Patent number: 9219150
Type: Grant
Filed: Sep 18, 2014
Date of Patent: Dec 22, 2015
Assignee: SOITEC (Bernin)
Inventors: Bich-Yen Nguyen (Austin, TX), Mariam Sadaka (Austin, TX), Christophe Maleville (Laterasse)
Primary Examiner: Long K Tran
Assistant Examiner: Dzung Tran
Application Number: 14/489,817
Classifications
Current U.S. Class: Capacitor In Trench (257/301)
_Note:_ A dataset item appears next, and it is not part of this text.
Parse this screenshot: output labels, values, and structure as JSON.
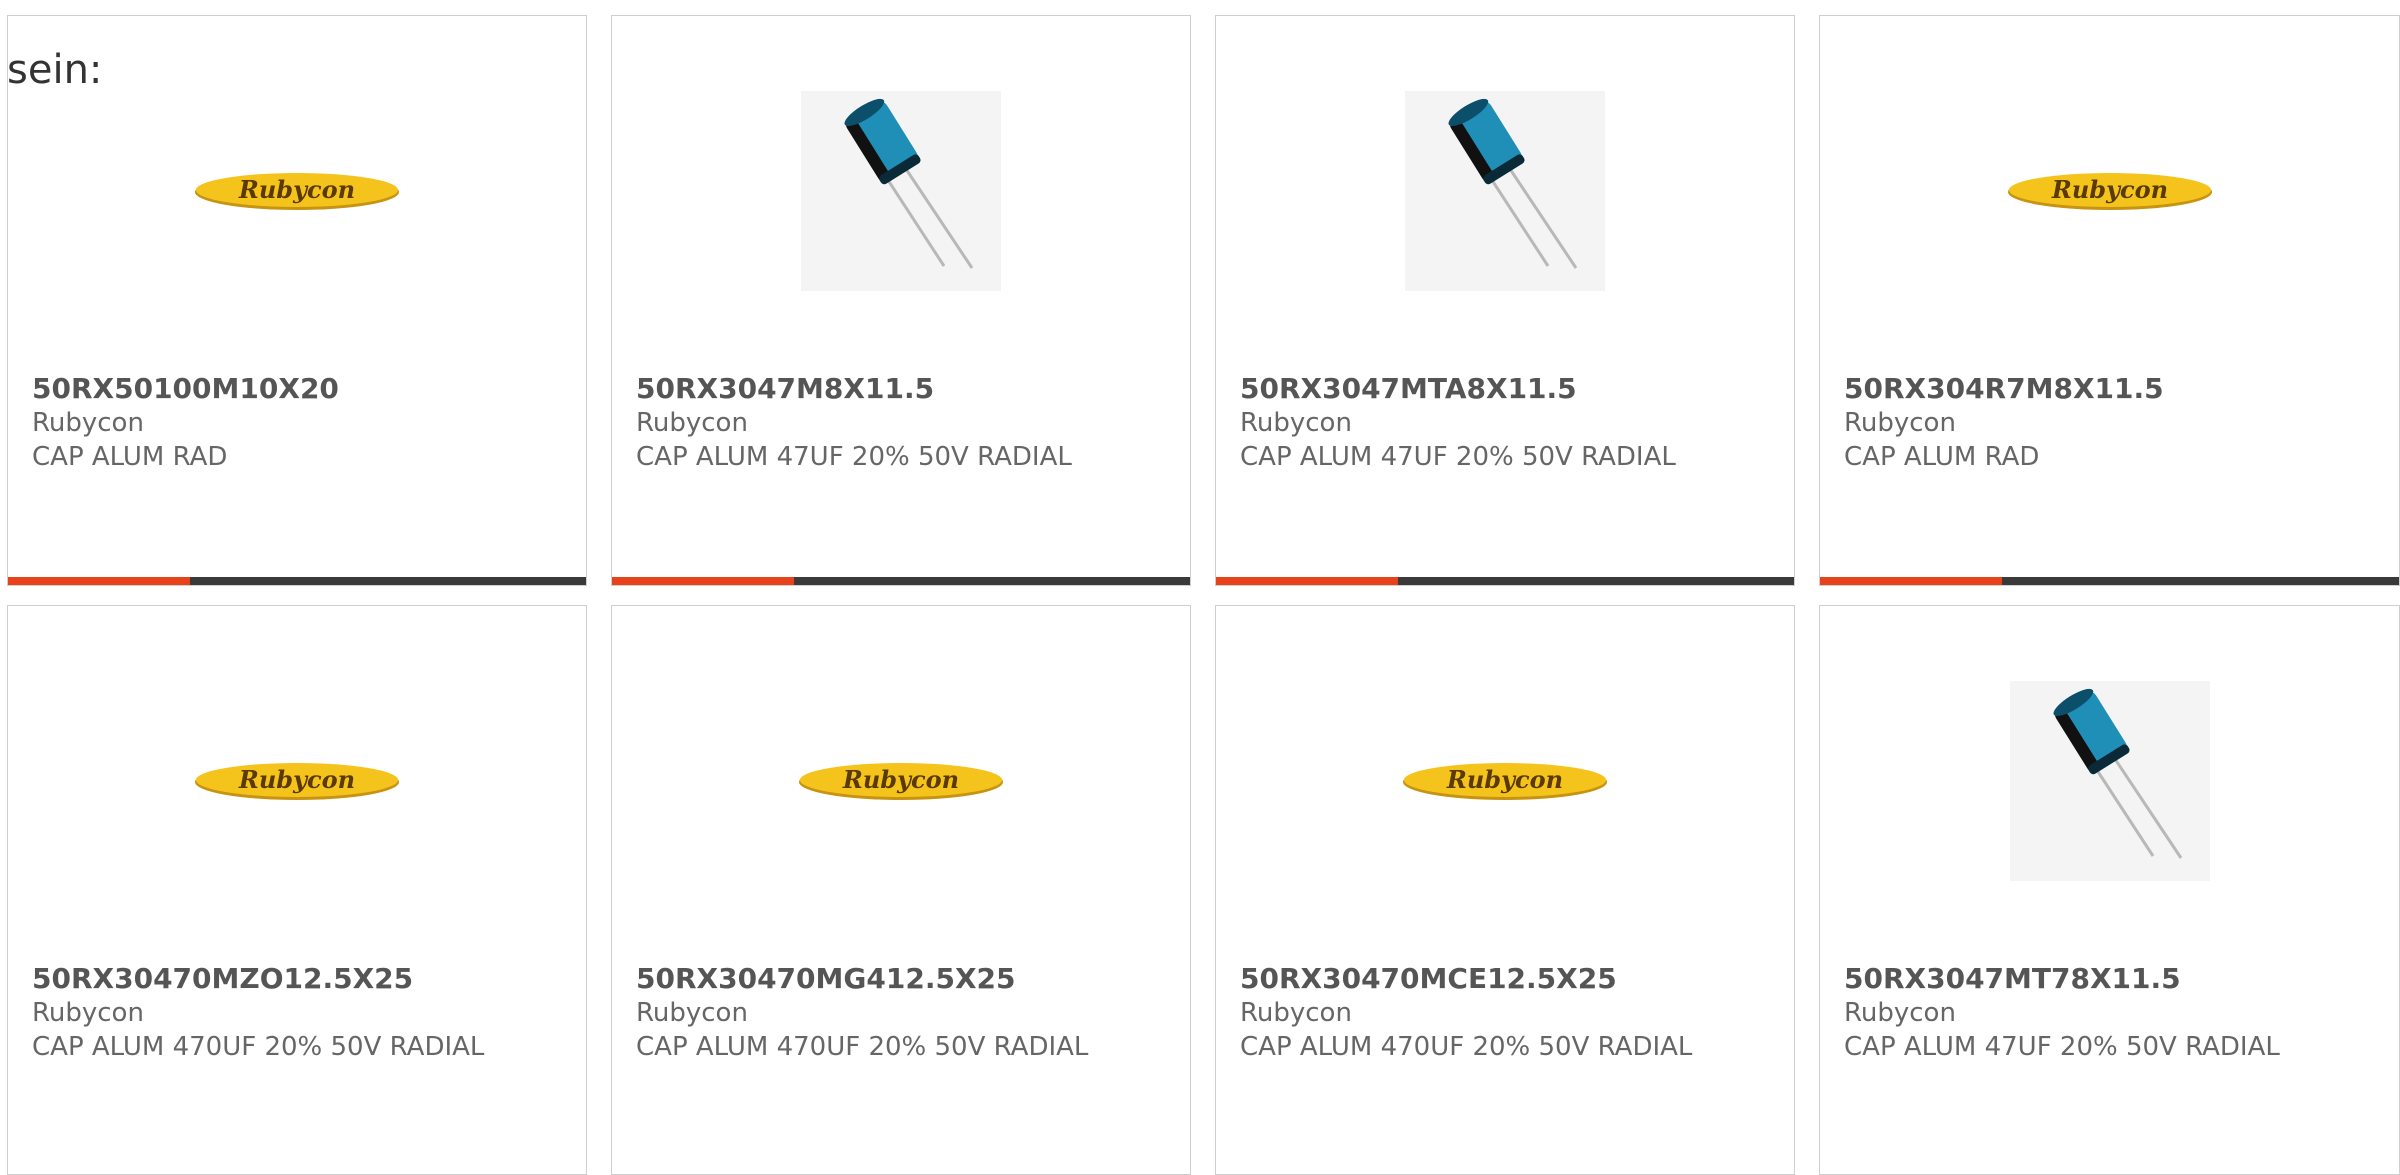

International Classification: H01L 23/52 (20060101); H01L 21/8238 (20060101); H01L 21/30 (20060101); H01L 21/00 (20060101); H01L 29/78 (20060101); H01L 29/66 (20060101); H01L 29/06 (20060101); H01L 29/165 (20060101); H01L 21/306 (20060101); H01L 21/265 (20060101); H01L 21/22 (20060101); H01L 27/088 (20060101); H01L 21/8234 (20060101);